Data records for software interfaces:
- - - - -

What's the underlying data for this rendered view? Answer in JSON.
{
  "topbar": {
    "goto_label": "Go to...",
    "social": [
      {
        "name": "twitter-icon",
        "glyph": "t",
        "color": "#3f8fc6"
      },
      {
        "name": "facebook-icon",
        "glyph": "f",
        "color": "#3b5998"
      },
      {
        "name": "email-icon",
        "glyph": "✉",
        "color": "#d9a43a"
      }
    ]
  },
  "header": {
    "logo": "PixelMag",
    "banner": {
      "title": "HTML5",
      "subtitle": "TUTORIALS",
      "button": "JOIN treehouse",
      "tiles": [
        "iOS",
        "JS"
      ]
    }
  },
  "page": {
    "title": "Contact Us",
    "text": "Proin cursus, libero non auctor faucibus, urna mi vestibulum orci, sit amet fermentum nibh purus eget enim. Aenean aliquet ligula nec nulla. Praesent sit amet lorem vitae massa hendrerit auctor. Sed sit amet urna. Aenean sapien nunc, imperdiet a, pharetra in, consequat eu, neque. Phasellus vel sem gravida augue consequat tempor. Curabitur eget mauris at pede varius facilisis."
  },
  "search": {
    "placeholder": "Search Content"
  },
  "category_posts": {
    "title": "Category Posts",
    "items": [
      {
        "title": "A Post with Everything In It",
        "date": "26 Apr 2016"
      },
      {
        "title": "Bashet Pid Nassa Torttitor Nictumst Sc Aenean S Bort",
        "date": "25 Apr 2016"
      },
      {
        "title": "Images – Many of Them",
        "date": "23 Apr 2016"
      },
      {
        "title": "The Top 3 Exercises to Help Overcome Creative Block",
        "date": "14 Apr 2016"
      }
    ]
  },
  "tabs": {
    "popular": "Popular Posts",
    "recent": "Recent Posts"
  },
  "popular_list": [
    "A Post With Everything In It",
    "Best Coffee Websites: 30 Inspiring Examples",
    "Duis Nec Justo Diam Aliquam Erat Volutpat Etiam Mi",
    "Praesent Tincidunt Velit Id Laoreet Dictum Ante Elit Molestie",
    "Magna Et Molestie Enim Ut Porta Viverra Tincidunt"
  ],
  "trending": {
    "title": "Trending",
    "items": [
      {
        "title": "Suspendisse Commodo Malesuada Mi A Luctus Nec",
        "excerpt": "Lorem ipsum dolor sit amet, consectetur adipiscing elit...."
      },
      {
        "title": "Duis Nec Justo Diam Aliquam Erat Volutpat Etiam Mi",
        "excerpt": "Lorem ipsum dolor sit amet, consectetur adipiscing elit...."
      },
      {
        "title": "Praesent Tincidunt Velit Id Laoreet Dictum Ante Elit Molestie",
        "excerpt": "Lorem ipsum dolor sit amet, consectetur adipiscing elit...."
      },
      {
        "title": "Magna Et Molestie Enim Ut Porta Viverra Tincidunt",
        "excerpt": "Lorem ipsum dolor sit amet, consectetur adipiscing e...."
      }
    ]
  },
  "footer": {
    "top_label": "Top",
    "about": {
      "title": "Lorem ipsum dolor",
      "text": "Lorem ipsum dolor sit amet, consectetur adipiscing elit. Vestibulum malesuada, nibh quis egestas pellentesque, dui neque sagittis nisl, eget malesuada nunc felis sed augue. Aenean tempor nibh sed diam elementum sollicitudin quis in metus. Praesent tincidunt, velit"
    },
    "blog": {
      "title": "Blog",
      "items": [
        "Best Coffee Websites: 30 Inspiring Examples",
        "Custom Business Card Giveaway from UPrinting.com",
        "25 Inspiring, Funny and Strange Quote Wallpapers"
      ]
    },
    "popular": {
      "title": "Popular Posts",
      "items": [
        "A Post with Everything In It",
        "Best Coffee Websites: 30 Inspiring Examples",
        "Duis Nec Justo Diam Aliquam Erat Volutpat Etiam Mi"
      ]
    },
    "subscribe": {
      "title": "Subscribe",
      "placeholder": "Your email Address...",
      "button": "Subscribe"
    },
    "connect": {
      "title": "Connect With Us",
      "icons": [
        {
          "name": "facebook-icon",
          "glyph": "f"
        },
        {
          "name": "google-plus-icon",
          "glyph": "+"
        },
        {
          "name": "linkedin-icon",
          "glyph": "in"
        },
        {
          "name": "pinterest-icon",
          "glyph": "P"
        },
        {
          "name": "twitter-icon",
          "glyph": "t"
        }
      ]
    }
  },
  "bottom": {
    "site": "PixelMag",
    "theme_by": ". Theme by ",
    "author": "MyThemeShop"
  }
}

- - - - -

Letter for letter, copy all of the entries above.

What's the underlying data for this rendered view? Answer in JSON.
{
  "topbar": {
    "goto_label": "Go to...",
    "social": [
      {
        "name": "twitter-icon",
        "glyph": "t",
        "color": "#3f8fc6"
      },
      {
        "name": "facebook-icon",
        "glyph": "f",
        "color": "#3b5998"
      },
      {
        "name": "email-icon",
        "glyph": "✉",
        "color": "#d9a43a"
      }
    ]
  },
  "header": {
    "logo": "PixelMag",
    "banner": {
      "title": "HTML5",
      "subtitle": "TUTORIALS",
      "button": "JOIN treehouse",
      "tiles": [
        "iOS",
        "JS"
      ]
    }
  },
  "page": {
    "title": "Contact Us",
    "text": "Proin cursus, libero non auctor faucibus, urna mi vestibulum orci, sit amet fermentum nibh purus eget enim. Aenean aliquet ligula nec nulla. Praesent sit amet lorem vitae massa hendrerit auctor. Sed sit amet urna. Aenean sapien nunc, imperdiet a, pharetra in, consequat eu, neque. Phasellus vel sem gravida augue consequat tempor. Curabitur eget mauris at pede varius facilisis."
  },
  "search": {
    "placeholder": "Search Content"
  },
  "category_posts": {
    "title": "Category Posts",
    "items": [
      {
        "title": "A Post with Everything In It",
        "date": "26 Apr 2016"
      },
      {
        "title": "Bashet Pid Nassa Torttitor Nictumst Sc Aenean S Bort",
        "date": "25 Apr 2016"
      },
      {
        "title": "Images – Many of Them",
        "date": "23 Apr 2016"
      },
      {
        "title": "The Top 3 Exercises to Help Overcome Creative Block",
        "date": "14 Apr 2016"
      }
    ]
  },
  "tabs": {
    "popular": "Popular Posts",
    "recent": "Recent Posts"
  },
  "popular_list": [
    "A Post With Everything In It",
    "Best Coffee Websites: 30 Inspiring Examples",
    "Duis Nec Justo Diam Aliquam Erat Volutpat Etiam Mi",
    "Praesent Tincidunt Velit Id Laoreet Dictum Ante Elit Molestie",
    "Magna Et Molestie Enim Ut Porta Viverra Tincidunt"
  ],
  "trending": {
    "title": "Trending",
    "items": [
      {
        "title": "Suspendisse Commodo Malesuada Mi A Luctus Nec",
        "excerpt": "Lorem ipsum dolor sit amet, consectetur adipiscing elit...."
      },
      {
        "title": "Duis Nec Justo Diam Aliquam Erat Volutpat Etiam Mi",
        "excerpt": "Lorem ipsum dolor sit amet, consectetur adipiscing elit...."
      },
      {
        "title": "Praesent Tincidunt Velit Id Laoreet Dictum Ante Elit Molestie",
        "excerpt": "Lorem ipsum dolor sit amet, consectetur adipiscing elit...."
      },
      {
        "title": "Magna Et Molestie Enim Ut Porta Viverra Tincidunt",
        "excerpt": "Lorem ipsum dolor sit amet, consectetur adipiscing e...."
      }
    ]
  },
  "footer": {
    "top_label": "Top",
    "about": {
      "title": "Lorem ipsum dolor",
      "text": "Lorem ipsum dolor sit amet, consectetur adipiscing elit. Vestibulum malesuada, nibh quis egestas pellentesque, dui neque sagittis nisl, eget malesuada nunc felis sed augue. Aenean tempor nibh sed diam elementum sollicitudin quis in metus. Praesent tincidunt, velit"
    },
    "blog": {
      "title": "Blog",
      "items": [
        "Best Coffee Websites: 30 Inspiring Examples",
        "Custom Business Card Giveaway from UPrinting.com",
        "25 Inspiring, Funny and Strange Quote Wallpapers"
      ]
    },
    "popular": {
      "title": "Popular Posts",
      "items": [
        "A Post with Everything In It",
        "Best Coffee Websites: 30 Inspiring Examples",
        "Duis Nec Justo Diam Aliquam Erat Volutpat Etiam Mi"
      ]
    },
    "subscribe": {
      "title": "Subscribe",
      "placeholder": "Your email Address...",
      "button": "Subscribe"
    },
    "connect": {
      "title": "Connect With Us",
      "icons": [
        {
          "name": "facebook-icon",
          "glyph": "f"
        },
        {
          "name": "google-plus-icon",
          "glyph": "+"
        },
        {
          "name": "linkedin-icon",
          "glyph": "in"
        },
        {
          "name": "pinterest-icon",
          "glyph": "P"
        },
        {
          "name": "twitter-icon",
          "glyph": "t"
        }
      ]
    }
  },
  "bottom": {
    "site": "PixelMag",
    "theme_by": ". Theme by ",
    "author": "MyThemeShop"
  }
}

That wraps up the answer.